Who Should Do Plyometric Training?

Plyometric training is best done by those participating in the sports just named above, as well as for anyone who simply wants to increase their explosiveness, power and even agility.

Those who regularly perform very heavy weight lifting may turn to plyometrics to help build this explosive element of their fitness, which may then help them lift more weight when they’re back doing their usual exercises.

Plyometric training, as it is quite intense, can also be done by those who want to burn more calories during their workout, improve their cardiovascular fitness level, and who would like a change of pace from the traditional cardio routine.

While conventional plyometric training typically requires longer breaks between exercises (to allow for full recovery for optimal performance), if you reduce the rest time, you can get a very good calorie burn from the session, not to mention boost in your metabolic rate.

The drawback is your performance may compromised slightly by the shorter rest periods, however if that is not your top priority, it’s a trade-off you may be willing to make.

Adding Plyometric Training Into Your Workout Routine

If you’ve decided that you’d like to get started with plyometric training, the first thing to note is that it should never be done on the same day you do very heavy lifting, especially for the lower body.

Clap Pushups

Clap pushups help develop fast twitch muscle fibres in your pecs and arms

As heavy lifting will greatly fatigue your fast twitch muscle fibres, this means they won’t be able to fire as rapidly to execute plyometric training properly.

Do your plyometric training on off days or on days that you are only doing light endurance work (and preferably start the session with your plyometric training).

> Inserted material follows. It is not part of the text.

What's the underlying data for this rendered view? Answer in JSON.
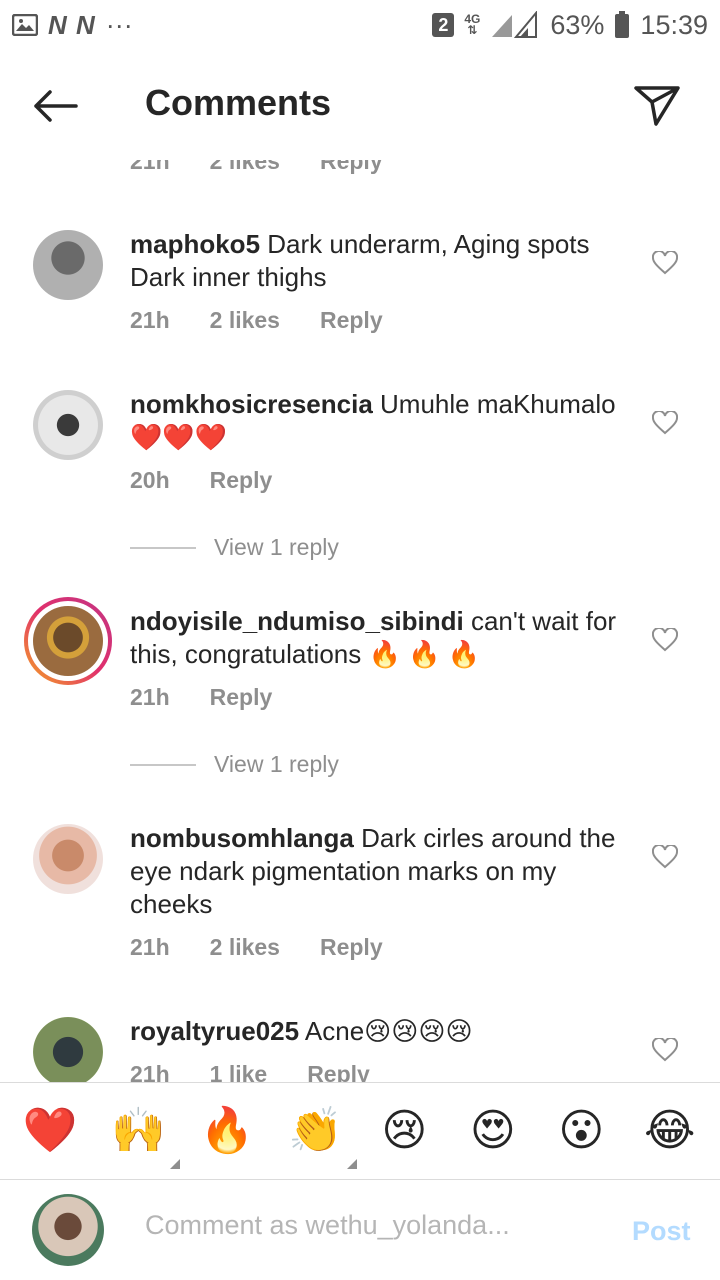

Also be sure that you are always warming up before starting your training as it’ll be quite easy to pull a muscle when doing this form of workout.

Some of the best plyometric exercises to consider adding to your routine include:

Squat Jumps – Squat and jump as high off the ground as possible
Lateral Jumps – Squat and jump to one side as far over as possible and back again
Tuck Jumps – Squat and jump up, tucking the legs into the body in the process
Box Jumps – Squat and jump up onto a box that’s 18 inches or higher (the higher the box, the harder the exercise)
Vertical Depth Jump – Jump off of a box, landing in a squat position and then rebound up off the ground as high as possible for another jump
Clap Push Up – Perform a push-up and then press up into the air, aiming to clap the hands before landing

Any of these exercises can be used to form your plyometric workout routine, helping you take your fitness to a higher level.